Collection Online
Lord of the jaguar pelt throne, vase

Lord of the jaguar pelt throne, vase
700 CE-800 CE

earthenware, pigments
20.8 × 16.0 cm diameter
Place/s of Execution
Peten, Guatemala
Accession Number
Pre-Columbian Art
Credit Line
National Gallery of Victoria, Melbourne
Presented through the NGV Foundation by John Warner, Founder Benefactor, 2002
This digital record has been made available on NGV Collection Online through the generous support of The Vizard Foundation
Gallery location
The Ancient World
Level 2, NGV International
This rare black background vase was painted using pigments suspended in clay slip. The scene revealed is one of the Maya court. The ruler sits on a jaguar pelt atop a wide throne and sees his own image in a mirror held by a dwarf. He is surrounded by a coterie of courtiers, among them supplicant lords, servants bearing gifts and foodstuffs, parasol bearers and flysweeps. Despite the complexity of the human representations depicted here, there is no doubt about this ruler’s position at the apex of the chain of humanity.
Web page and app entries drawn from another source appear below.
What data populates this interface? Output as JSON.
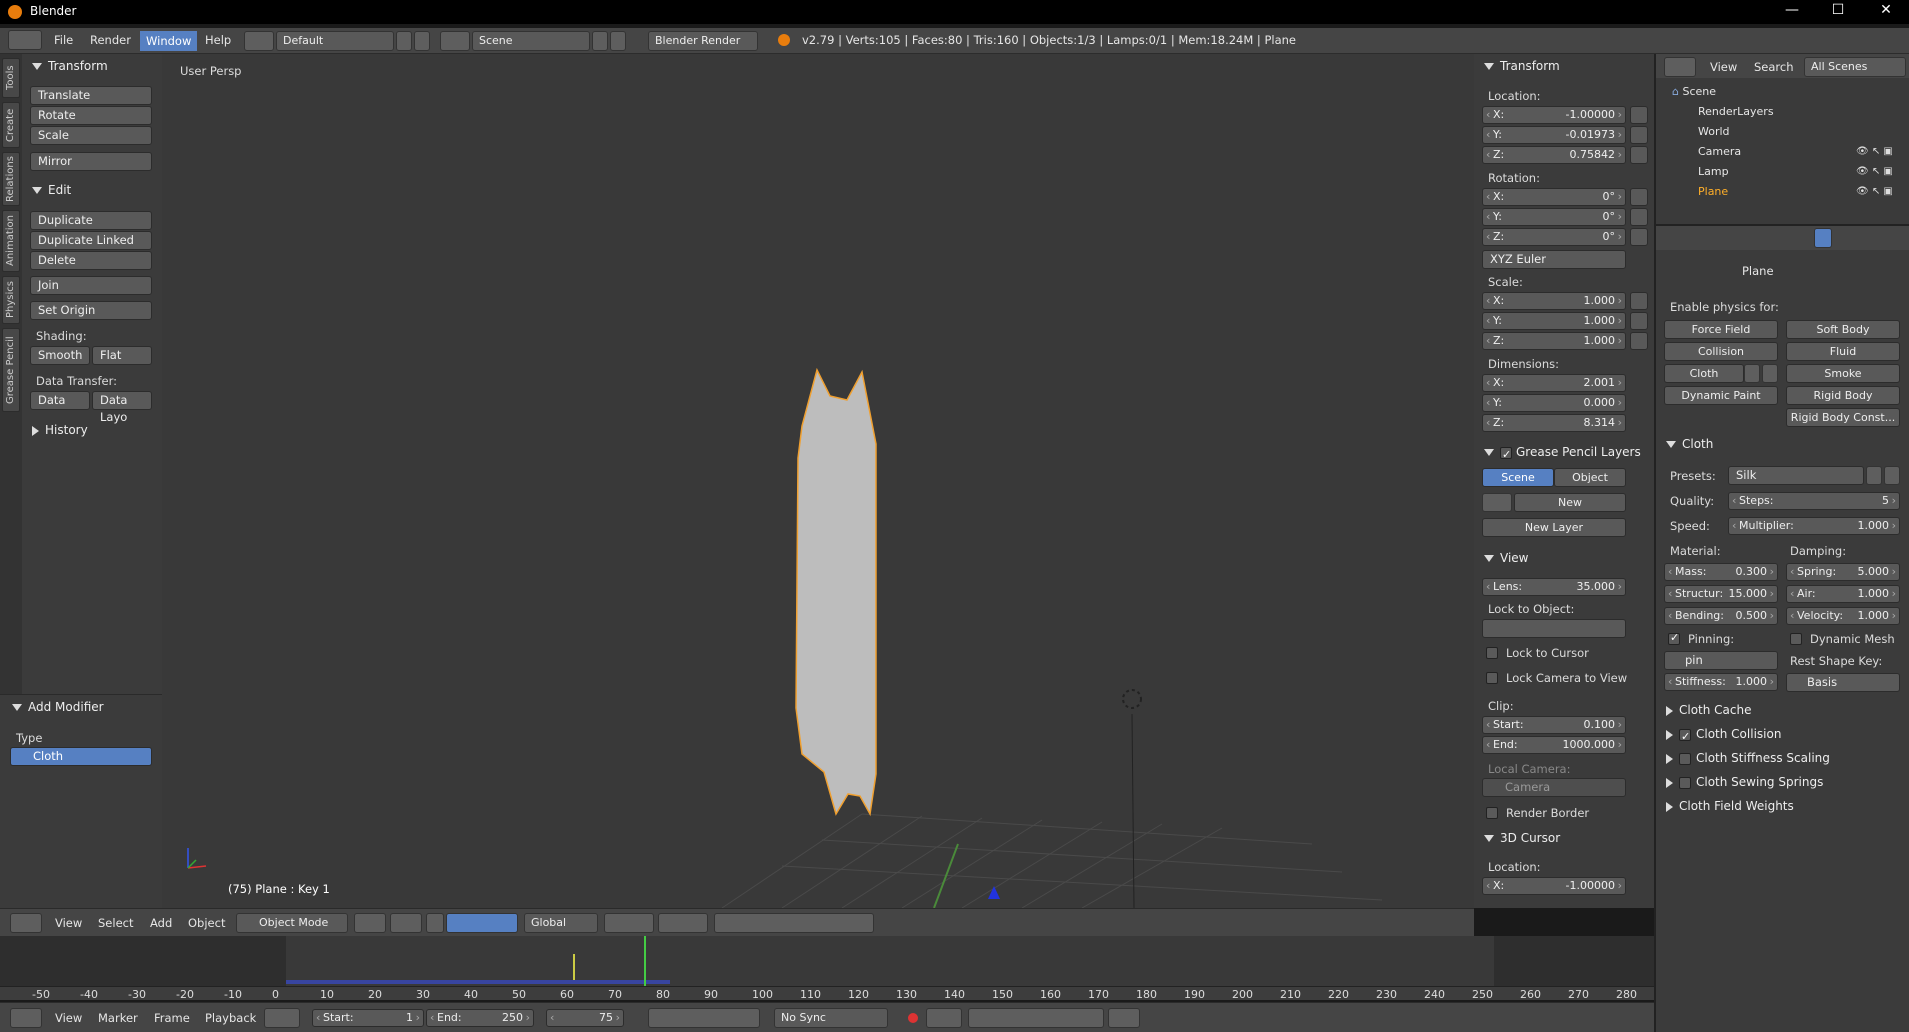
{
  "window": {
    "title": "Blender"
  },
  "menu": {
    "file": "File",
    "render": "Render",
    "window": "Window",
    "help": "Help"
  },
  "layout": {
    "screen": "Default",
    "scene": "Scene",
    "engine": "Blender Render"
  },
  "stats": "v2.79 | Verts:105 | Faces:80 | Tris:160 | Objects:1/3 | Lamps:0/1 | Mem:18.24M | Plane",
  "tabs": [
    "Tools",
    "Create",
    "Relations",
    "Animation",
    "Physics",
    "Grease Pencil"
  ],
  "tools": {
    "transform_title": "Transform",
    "translate": "Translate",
    "rotate": "Rotate",
    "scale": "Scale",
    "mirror": "Mirror",
    "edit_title": "Edit",
    "duplicate": "Duplicate",
    "duplicate_linked": "Duplicate Linked",
    "delete": "Delete",
    "join": "Join",
    "set_origin": "Set Origin",
    "shading_label": "Shading:",
    "smooth": "Smooth",
    "flat": "Flat",
    "data_transfer_label": "Data Transfer:",
    "data": "Data",
    "data_layout": "Data Layo",
    "history": "History"
  },
  "operator": {
    "title": "Add Modifier",
    "type_label": "Type",
    "type_value": "Cloth"
  },
  "viewport": {
    "view_name": "User Persp",
    "object_info": "(75) Plane : Key 1"
  },
  "view3d_header": {
    "view": "View",
    "select": "Select",
    "add": "Add",
    "object": "Object",
    "mode": "Object Mode",
    "orientation": "Global"
  },
  "npanel": {
    "transform_title": "Transform",
    "location_label": "Location:",
    "loc": [
      {
        "k": "X:",
        "v": "-1.00000"
      },
      {
        "k": "Y:",
        "v": "-0.01973"
      },
      {
        "k": "Z:",
        "v": "0.75842"
      }
    ],
    "rotation_label": "Rotation:",
    "rot": [
      {
        "k": "X:",
        "v": "0°"
      },
      {
        "k": "Y:",
        "v": "0°"
      },
      {
        "k": "Z:",
        "v": "0°"
      }
    ],
    "rotation_mode": "XYZ Euler",
    "scale_label": "Scale:",
    "scl": [
      {
        "k": "X:",
        "v": "1.000"
      },
      {
        "k": "Y:",
        "v": "1.000"
      },
      {
        "k": "Z:",
        "v": "1.000"
      }
    ],
    "dimensions_label": "Dimensions:",
    "dim": [
      {
        "k": "X:",
        "v": "2.001"
      },
      {
        "k": "Y:",
        "v": "0.000"
      },
      {
        "k": "Z:",
        "v": "8.314"
      }
    ],
    "gp_title": "Grease Pencil Layers",
    "gp_scene": "Scene",
    "gp_object": "Object",
    "gp_new": "New",
    "gp_new_layer": "New Layer",
    "view_title": "View",
    "lens_k": "Lens:",
    "lens_v": "35.000",
    "lock_object_label": "Lock to Object:",
    "lock_cursor": "Lock to Cursor",
    "lock_camera": "Lock Camera to View",
    "clip_label": "Clip:",
    "clip_start_k": "Start:",
    "clip_start_v": "0.100",
    "clip_end_k": "End:",
    "clip_end_v": "1000.000",
    "local_camera_label": "Local Camera:",
    "local_camera_value": "Camera",
    "render_border": "Render Border",
    "cursor_title": "3D Cursor",
    "cursor_location_label": "Location:",
    "cursor_x_k": "X:",
    "cursor_x_v": "-1.00000"
  },
  "outliner": {
    "view": "View",
    "search": "Search",
    "filter": "All Scenes",
    "items": [
      "Scene",
      "RenderLayers",
      "World",
      "Camera",
      "Lamp",
      "Plane"
    ]
  },
  "properties": {
    "breadcrumb": "Plane",
    "enable_physics": "Enable physics for:",
    "force_field": "Force Field",
    "soft_body": "Soft Body",
    "collision": "Collision",
    "fluid": "Fluid",
    "cloth": "Cloth",
    "smoke": "Smoke",
    "dynamic_paint": "Dynamic Paint",
    "rigid_body": "Rigid Body",
    "rigid_body_const": "Rigid Body Const...",
    "cloth_title": "Cloth",
    "presets_label": "Presets:",
    "presets_value": "Silk",
    "quality_label": "Quality:",
    "steps_k": "Steps:",
    "steps_v": "5",
    "speed_label": "Speed:",
    "mult_k": "Multiplier:",
    "mult_v": "1.000",
    "material_label": "Material:",
    "damping_label": "Damping:",
    "mass_k": "Mass:",
    "mass_v": "0.300",
    "spring_k": "Spring:",
    "spring_v": "5.000",
    "struct_k": "Structur:",
    "struct_v": "15.000",
    "air_k": "Air:",
    "air_v": "1.000",
    "bend_k": "Bending:",
    "bend_v": "0.500",
    "vel_k": "Velocity:",
    "vel_v": "1.000",
    "pinning": "Pinning:",
    "dynamic_mesh": "Dynamic Mesh",
    "pin_group": "pin",
    "rest_shape_label": "Rest Shape Key:",
    "stiff_k": "Stiffness:",
    "stiff_v": "1.000",
    "basis": "Basis",
    "sub_cache": "Cloth Cache",
    "sub_collision": "Cloth Collision",
    "sub_stiffness": "Cloth Stiffness Scaling",
    "sub_sewing": "Cloth Sewing Springs",
    "sub_field": "Cloth Field Weights"
  },
  "timeline": {
    "ticks": [
      "-50",
      "-40",
      "-30",
      "-20",
      "-10",
      "0",
      "10",
      "20",
      "30",
      "40",
      "50",
      "60",
      "70",
      "80",
      "90",
      "100",
      "110",
      "120",
      "130",
      "140",
      "150",
      "160",
      "170",
      "180",
      "190",
      "200",
      "210",
      "220",
      "230",
      "240",
      "250",
      "260",
      "270",
      "280"
    ],
    "view": "View",
    "marker": "Marker",
    "frame": "Frame",
    "playback": "Playback",
    "start_k": "Start:",
    "start_v": "1",
    "end_k": "End:",
    "end_v": "250",
    "current": "75",
    "sync": "No Sync"
  },
  "colors": {
    "accent": "#5680c2",
    "selection": "#f0a030",
    "bg": "#393939"
  }
}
Many styles of Maya vase painting thrived simultaneously in the tropical rainforest of northern Guatemala and adjacent Chiapas, Campeche, Quintana Roo, and Belize during the Classic period.  All were painted using pigments suspended in clay slip; no glaze was used in Pre-Columbian Mesoamerica. Maya ceramicists also incised vessels and created figures for burial on Jaina Island, which was considered sacred and possibly symbolic of the entrance to the Underworld, Xibalba.